Information and communication technologies (ICTs) are almost ubiquitously acknowledged as a transformative element to overcoming poverty. In Global South cities where limited internet access threatens ICTs' potential, the development of technology hubs is emerging as a solution.
While somewhat distanced from the country's worst violence, with daily power cuts and nearly half of the population living below the national poverty line, Lagos is by no means a simple place to make or experience art.
If more African entrepreneurs are not failing or sharing their failure stories, then they may not be able to create the innovations needed and necessary to move the continent forward at the speed we would like.
Too many transportation initiatives focus on cars and highways, thus favoring the rich and the middle class. But there are ways to provide safer, more affordable, eco-friendly and reliable transportation to the poor in the Global South, as the following examples demonstrate.
Speakers at last week's State of the Coast or SOC 2014 conference at the Ernest Morial Convention Center in New Orleans balanced grim projections for Louisiana's low-lying areas with possible solutions.
"The same country that just allowed a senator to marry an innocent fourteen year-old girl, has now criminalized homosexuality under the false disguise of same-sex marriage. Whose rights are they planning to go after next?"
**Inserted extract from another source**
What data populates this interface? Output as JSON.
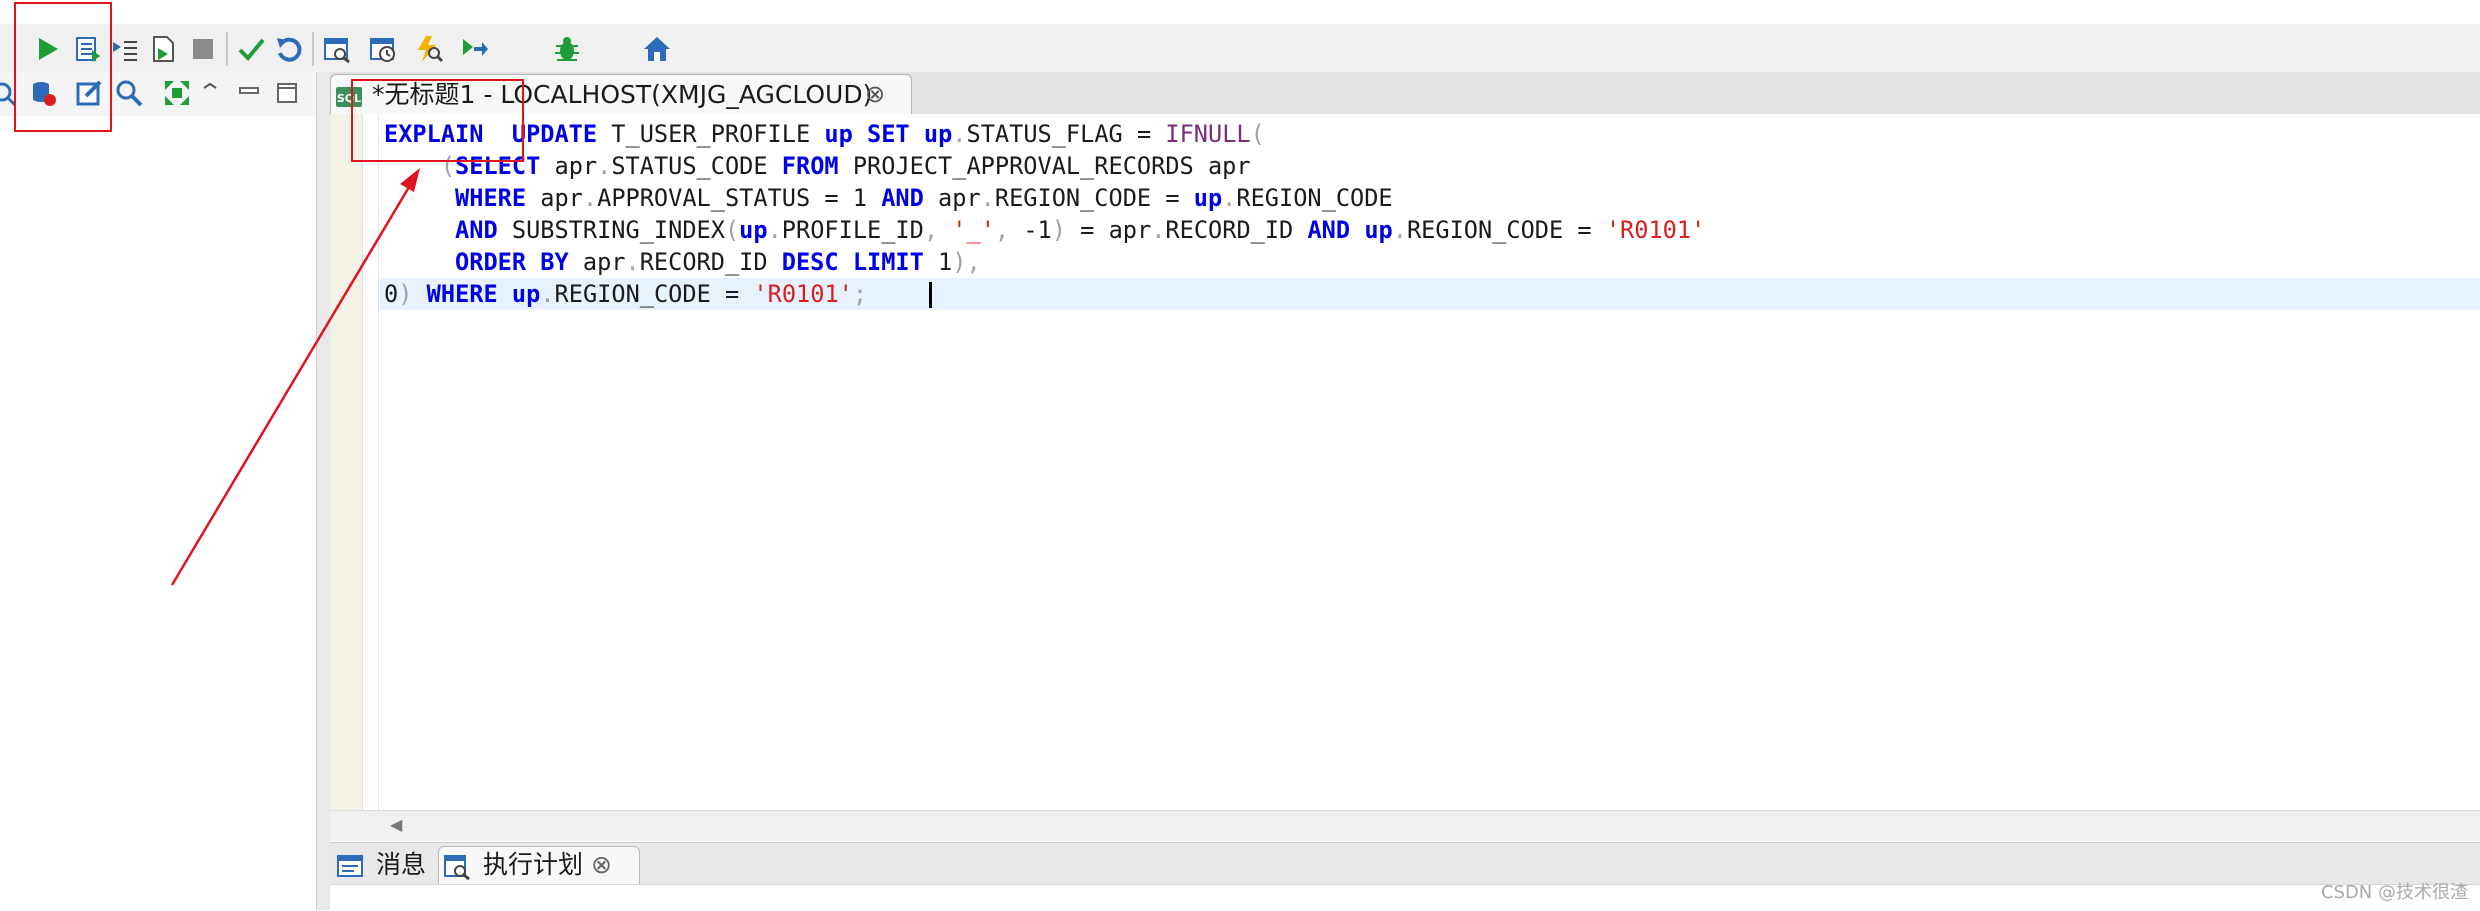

Whether with the help of a superhero, a photo festival, better urban planning and communication, or through a basketball tournament, these initiatives show how the urban poor in the Global South can reclaim the public space that belongs to them.